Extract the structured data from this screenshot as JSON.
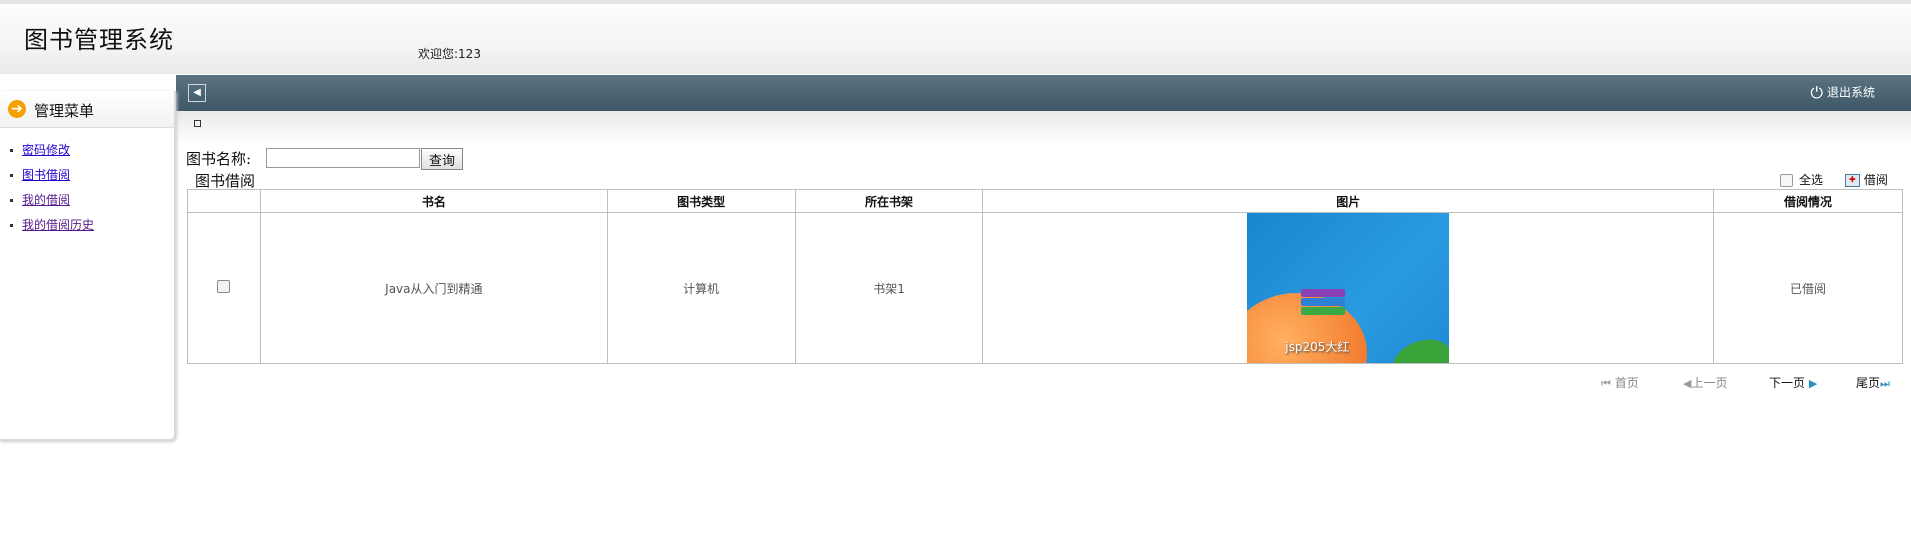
{
  "header": {
    "title": "图书管理系统",
    "welcome": "欢迎您:123"
  },
  "navbar": {
    "collapse_icon": "collapse-left-icon",
    "logout_label": "退出系统"
  },
  "sidebar": {
    "title": "管理菜单",
    "items": [
      {
        "label": "密码修改"
      },
      {
        "label": "图书借阅"
      },
      {
        "label": "我的借阅"
      },
      {
        "label": "我的借阅历史"
      }
    ]
  },
  "search": {
    "label": "图书名称:",
    "value": "",
    "button_label": "查询"
  },
  "section": {
    "title": "图书借阅",
    "select_all_label": "全选",
    "borrow_label": "借阅"
  },
  "table": {
    "columns": [
      "",
      "书名",
      "图书类型",
      "所在书架",
      "图片",
      "借阅情况"
    ],
    "rows": [
      {
        "checked": false,
        "name": "Java从入门到精通",
        "type": "计算机",
        "shelf": "书架1",
        "image_caption": "jsp205大红",
        "status": "已借阅"
      }
    ]
  },
  "pagination": {
    "first": "首页",
    "prev": "上一页",
    "next": "下一页",
    "last": "尾页"
  },
  "colors": {
    "navbar": "#4a6473",
    "menu_arrow": "#f5a000",
    "link": "#2200cc"
  }
}
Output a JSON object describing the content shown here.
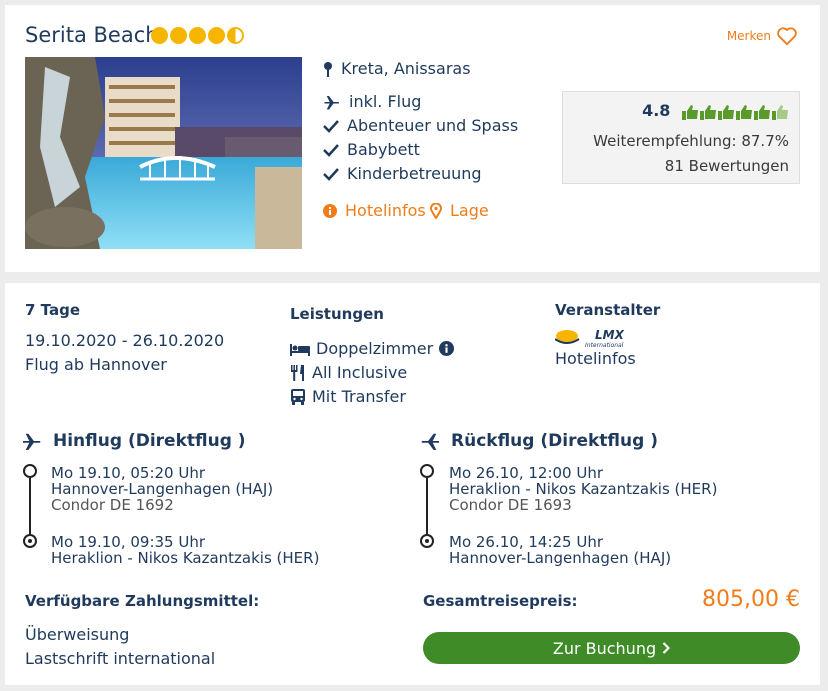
{
  "hotel": {
    "name": "Serita Beach",
    "stars": 4.5,
    "merken_label": "Merken",
    "location": "Kreta, Anissaras",
    "features": [
      "inkl. Flug",
      "Abenteuer und Spass",
      "Babybett",
      "Kinderbetreuung"
    ],
    "links": {
      "hotelinfos": "Hotelinfos",
      "lage": "Lage"
    }
  },
  "rating": {
    "score": "4.8",
    "thumbs_filled": 5.5,
    "recommendation": "Weiterempfehlung: 87.7%",
    "reviews": "81 Bewertungen"
  },
  "trip": {
    "duration": "7 Tage",
    "dates": "19.10.2020 - 26.10.2020",
    "departure": "Flug ab Hannover"
  },
  "services": {
    "title": "Leistungen",
    "items": [
      "Doppelzimmer",
      "All Inclusive",
      "Mit Transfer"
    ]
  },
  "operator": {
    "title": "Veranstalter",
    "logo_text": "LMX",
    "logo_sub": "International",
    "link": "Hotelinfos"
  },
  "outbound": {
    "title": "Hinflug (Direktflug )",
    "dep_time": "Mo 19.10, 05:20 Uhr",
    "dep_airport": "Hannover-Langenhagen (HAJ)",
    "flight_no": "Condor DE 1692",
    "arr_time": "Mo 19.10, 09:35 Uhr",
    "arr_airport": "Heraklion - Nikos Kazantzakis (HER)"
  },
  "return": {
    "title": "Rückflug (Direktflug )",
    "dep_time": "Mo 26.10, 12:00 Uhr",
    "dep_airport": "Heraklion - Nikos Kazantzakis (HER)",
    "flight_no": "Condor DE 1693",
    "arr_time": "Mo 26.10, 14:25 Uhr",
    "arr_airport": "Hannover-Langenhagen (HAJ)"
  },
  "payment": {
    "title": "Verfügbare Zahlungsmittel:",
    "methods": [
      "Überweisung",
      "Lastschrift international"
    ]
  },
  "total": {
    "label": "Gesamtreisepreis:",
    "price": "805,00 €",
    "button": "Zur Buchung"
  },
  "colors": {
    "accent": "#f07c1a",
    "brand": "#1f3a5c",
    "button": "#3f8b28",
    "star": "#f6b500",
    "thumb": "#5a9a2a"
  }
}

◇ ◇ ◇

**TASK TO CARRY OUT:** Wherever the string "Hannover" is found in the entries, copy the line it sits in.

**EXERCISE SOLUTION:**
    "departure": "Flug ab Hannover"
    "dep_airport": "Hannover-Langenhagen (HAJ)",
    "arr_airport": "Hannover-Langenhagen (HAJ)"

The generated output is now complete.